The other attorneys answered this question very thoroughly. I just want to reiterate that you should hire an attorney to help you through the process. And there is a two year limit on being able to do the sealing/destroying, so do not wait. Contact a few different attorneys to see how much they charge.

The above stated is advice only, and does not establish an attorney-client relationship.


If you never plead and there is no conviction than you can get the relief to seal and destroy your arrest records are available to you. If your case is fairly recent and won't have to spend a whole lot of time digging up your case records it shouldn't cost too much. Feel free to ring me if you want a specific consult.

Brian Michaels


I agree with the answers posted. I believe the cost to file the petition you request will range from $1,500.00 and up depending on what needs to be done.

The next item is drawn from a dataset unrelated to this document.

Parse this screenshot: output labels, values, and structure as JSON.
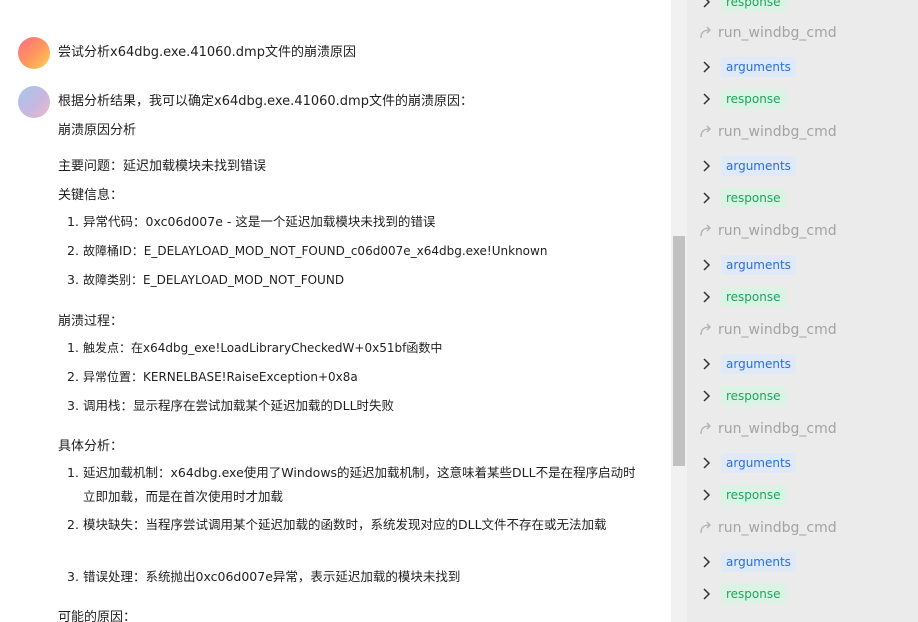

I am licensed to practice in the state of California. I handle cases from Sacramento to San Diego. I have handled cases in Federal District courts from Alaska and throughout the United States. My comments and opinions are based on California law and are based on the limited information provided in the question. Legal questions are usually fact specific and a few facts can and often does change the opinion I would give. It is better to consult with an attorney in your jurisdiction (your geographic area) and provide specific details regarding your case in private. You would get more specific advice. The contents of the conversations with your attorney are confidential and are protected from being revealed. The statements made in this public forum (AVVO) are not confidential and could be revealed. Therefore, you must be very careful in the details you provide. Do not disclose information that could be a crime or that could be used in order to prove a crime was committed. If you are in California and want to clarify any of my answers, feel free to contact me.